Rhetoric around raising awareness for mental health disorders and disabilities is increasing; however, there has also been a simultaneous increase in demand for official diagnoses from doctors to have feelings and experiences validated.

Regardless of whether or not one has a diagnosed mental health disorder or disability or is just feeling overwhelmed and stressed, everyone needs a break now and then. There is some good news, even here in Iowa where we rank 49th of 50th in mental health care.

The University of Northern Iowa is leading a change in mental illness awareness, bringing it to a new level. The students have organized mental health week, calling it, “You matter at UNI.”?

Student government reps followed through on a campaign promise. In the wake of at least two students dying by suicide last school year.

UNI?also now has a group on campus called Active Minds, which focuses on mental health.

The campus also has a chapter of To Write Love on her Arms, a group that seeks to counter the act of cutting oneself to seek relief from emotional pain with loving messages written on the skin in Sharpie instead, with the larger goal of making help such as therapy available to people who are struggling.

Therapist Amanda Olson of A Champion State of Mind in Estherville said there were many ways everyone could maintain and improve his or her mental health.

Olson said, “To gain and/or maintain mental wellness, it is important that individuals seek an overall balance within their lives Body, Mind, Soul and Spirit.”

Olson said a lot of health comes from conventional wisdom.

“Eat healthy foods and stay hydrated, exercise on a consistent basis, get plenty of sleep while following a sleep schedule, take time for yourself either by doing something that you enjoy or find time to calm your mind through a hobby, meditation and/or exercise, engage in social activities with people who positively encourage and support you, refrain from unhealthy behaviors such as the use of drugs, tobacco and alcohol and continue to work with your medical providers by following their recommendations. Remember, that we will all have highs and lows in life, but when we find we are struggling it is important to reach out for help. We are all in this world together.”

It’s not shameful to seek out help to cope with whatever might be going on in one’s life.

Part of the issue with people seeking mental health care is the stigma.
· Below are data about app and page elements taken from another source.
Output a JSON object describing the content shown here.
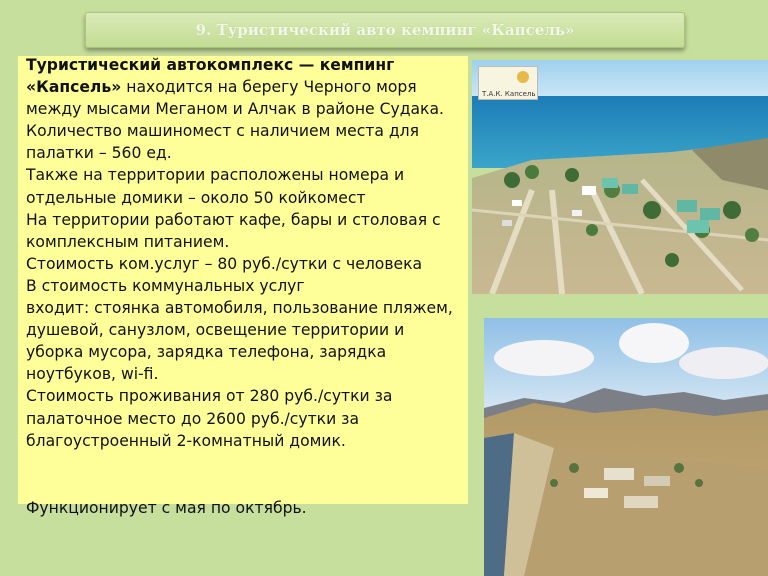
{
  "header": {
    "title": "9. Туристический авто кемпинг «Капсель»"
  },
  "content": {
    "lead_bold": "Туристический автокомплекс — кемпинг «Капсель»",
    "lead_rest": " находится на берегу Черного моря между мысами Меганом и Алчак в районе Судака. Количество машиномест с наличием места для палатки – 560 ед.",
    "paragraphs": [
      "Также на территории расположены номера и отдельные домики – около 50 койкомест",
      "На территории работают кафе, бары и столовая с комплексным питанием.",
      "Стоимость ком.услуг – 80 руб./сутки с человека",
      "В стоимость коммунальных услуг",
      "входит: стоянка автомобиля, пользование пляжем, душевой, санузлом, освещение территории и уборка мусора, зарядка телефона, зарядка ноутбуков, wi-fi.",
      "Стоимость проживания от 280 руб./сутки за палаточное место до 2600 руб./сутки за благоустроенный 2-комнатный домик."
    ],
    "footer": "Функционирует с мая по октябрь."
  },
  "photos": {
    "logo_text": "Т.А.К. Капсель"
  },
  "colors": {
    "background": "#c7df9c",
    "panel": "#ffff99",
    "title_bar": "#c9e09c"
  }
}
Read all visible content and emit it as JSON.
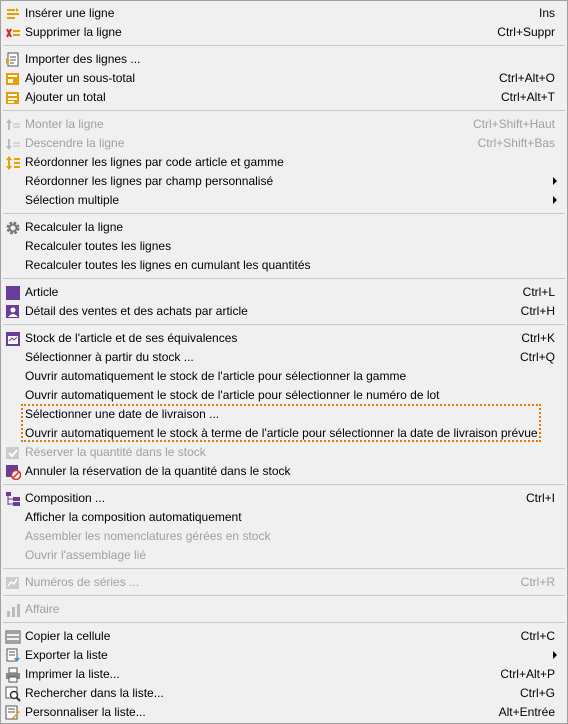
{
  "menu": {
    "items": [
      {
        "label": "Insérer une ligne",
        "shortcut": "Ins",
        "icon": "insert-row-icon",
        "disabled": false
      },
      {
        "label": "Supprimer la ligne",
        "shortcut": "Ctrl+Suppr",
        "icon": "delete-row-icon",
        "disabled": false
      },
      {
        "label": "Importer des lignes ...",
        "shortcut": "",
        "icon": "import-lines-icon",
        "disabled": false
      },
      {
        "label": "Ajouter un sous-total",
        "shortcut": "Ctrl+Alt+O",
        "icon": "subtotal-icon",
        "disabled": false
      },
      {
        "label": "Ajouter un total",
        "shortcut": "Ctrl+Alt+T",
        "icon": "total-icon",
        "disabled": false
      },
      {
        "label": "Monter la ligne",
        "shortcut": "Ctrl+Shift+Haut",
        "icon": "move-up-icon",
        "disabled": true
      },
      {
        "label": "Descendre la ligne",
        "shortcut": "Ctrl+Shift+Bas",
        "icon": "move-down-icon",
        "disabled": true
      },
      {
        "label": "Réordonner les lignes par code article et gamme",
        "shortcut": "",
        "icon": "reorder-icon",
        "disabled": false
      },
      {
        "label": "Réordonner les lignes par champ personnalisé",
        "shortcut": "",
        "icon": "",
        "disabled": false,
        "submenu": true
      },
      {
        "label": "Sélection multiple",
        "shortcut": "",
        "icon": "",
        "disabled": false,
        "submenu": true
      },
      {
        "label": "Recalculer la ligne",
        "shortcut": "",
        "icon": "gear-icon",
        "disabled": false
      },
      {
        "label": "Recalculer toutes les lignes",
        "shortcut": "",
        "icon": "",
        "disabled": false
      },
      {
        "label": "Recalculer toutes les lignes en cumulant les quantités",
        "shortcut": "",
        "icon": "",
        "disabled": false
      },
      {
        "label": "Article",
        "shortcut": "Ctrl+L",
        "icon": "article-icon",
        "disabled": false
      },
      {
        "label": "Détail des ventes et des achats par article",
        "shortcut": "Ctrl+H",
        "icon": "sales-detail-icon",
        "disabled": false
      },
      {
        "label": "Stock de l'article et de ses équivalences",
        "shortcut": "Ctrl+K",
        "icon": "stock-icon",
        "disabled": false
      },
      {
        "label": "Sélectionner à partir du stock ...",
        "shortcut": "Ctrl+Q",
        "icon": "",
        "disabled": false
      },
      {
        "label": "Ouvrir automatiquement le stock de l'article pour sélectionner la gamme",
        "shortcut": "",
        "icon": "",
        "disabled": false
      },
      {
        "label": "Ouvrir automatiquement le stock de l'article pour sélectionner le numéro de lot",
        "shortcut": "",
        "icon": "",
        "disabled": false
      },
      {
        "label": "Sélectionner une date de livraison ...",
        "shortcut": "",
        "icon": "",
        "disabled": false
      },
      {
        "label": "Ouvrir automatiquement le stock à terme de l'article pour sélectionner la date de livraison prévue",
        "shortcut": "",
        "icon": "",
        "disabled": false
      },
      {
        "label": "Réserver la quantité dans le stock",
        "shortcut": "",
        "icon": "reserve-icon",
        "disabled": true
      },
      {
        "label": "Annuler la réservation de la quantité dans le stock",
        "shortcut": "",
        "icon": "cancel-reservation-icon",
        "disabled": false
      },
      {
        "label": "Composition ...",
        "shortcut": "Ctrl+I",
        "icon": "composition-icon",
        "disabled": false
      },
      {
        "label": "Afficher la composition automatiquement",
        "shortcut": "",
        "icon": "",
        "disabled": false
      },
      {
        "label": "Assembler les nomenclatures gérées en stock",
        "shortcut": "",
        "icon": "",
        "disabled": true
      },
      {
        "label": "Ouvrir l'assemblage lié",
        "shortcut": "",
        "icon": "",
        "disabled": true
      },
      {
        "label": "Numéros de séries ...",
        "shortcut": "Ctrl+R",
        "icon": "serial-numbers-icon",
        "disabled": true
      },
      {
        "label": "Affaire",
        "shortcut": "",
        "icon": "affaire-icon",
        "disabled": true
      },
      {
        "label": "Copier la cellule",
        "shortcut": "Ctrl+C",
        "icon": "copy-icon",
        "disabled": false
      },
      {
        "label": "Exporter la liste",
        "shortcut": "",
        "icon": "export-icon",
        "disabled": false,
        "submenu": true
      },
      {
        "label": "Imprimer la liste...",
        "shortcut": "Ctrl+Alt+P",
        "icon": "print-icon",
        "disabled": false
      },
      {
        "label": "Rechercher dans la liste...",
        "shortcut": "Ctrl+G",
        "icon": "search-icon",
        "disabled": false
      },
      {
        "label": "Personnaliser la liste...",
        "shortcut": "Alt+Entrée",
        "icon": "customize-list-icon",
        "disabled": false
      }
    ]
  },
  "colors": {
    "highlight_border": "#e07b00",
    "disabled_text": "#a0a0a0",
    "icon_orange": "#e8a000",
    "icon_purple": "#6a3d9a",
    "icon_red": "#d32f2f",
    "icon_gray": "#777777"
  }
}
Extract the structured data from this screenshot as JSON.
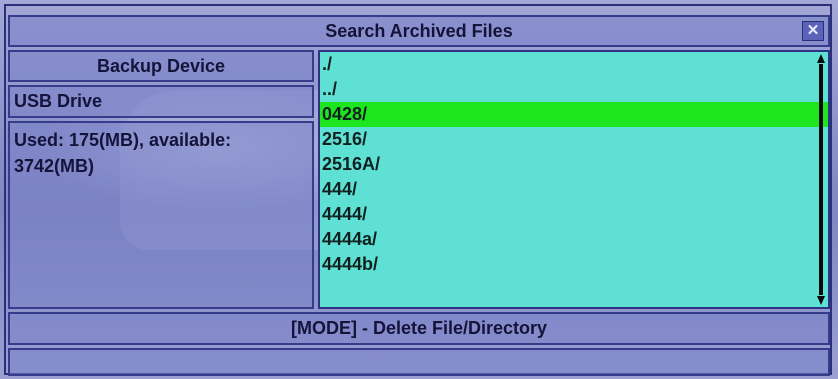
{
  "window": {
    "title": "Search Archived Files",
    "close_icon": "close-icon"
  },
  "device_panel": {
    "label": "Backup Device",
    "device_name": "USB Drive",
    "usage": "Used: 175(MB), available: 3742(MB)"
  },
  "file_list": {
    "items": [
      "./",
      "../",
      "0428/",
      "2516/",
      "2516A/",
      "444/",
      "4444/",
      "4444a/",
      "4444b/"
    ],
    "selected_index": 2
  },
  "hint": "[MODE] - Delete File/Directory",
  "status": "",
  "colors": {
    "background": "#8f95c9",
    "list_background": "#5fe0d4",
    "selection": "#1ee61e",
    "border": "#353c8c"
  }
}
That has changed in recent years, but unfortunately it has taken the deaths of stars by suicide or drug overdose, and the suffering from PTSD?(post-traumatic stress disorder)?of the nation’s revered military personnel to increase acceptance of people with mental illness.

Notable people who have lived with mental illness and still accomplished extraordinary things include Abraham Lincoln, 16th president of the United States, whose depression was so severe at times, friends kept a 24 hour suicide watch.

Columnist Art Buchwald, who was a lot funnier than I am, had bipolar disorder.

The actress Catherine Zeta-Jones had a rather public battle with bipolar disorder a couple of years ago.

The number of writers, artists, actors, directors, fashion designers, and musicians with depression or bipolar disorder (formerly called manic depression)?is so long, there are probably more greats who have it than do not.

Author Amanda Green has a list of more than 300, from Winston Churchill to Vincent Van Gogh, Winona Ryder to Uma Thurman.

It’s difficult for the ones who are not a?Hollywood star, a world leader, or a famous artist, but simply try to live each day in, say, rural Iowa, wondering if it’s contained enough to wander out into the neighborhood and show their true selves to others.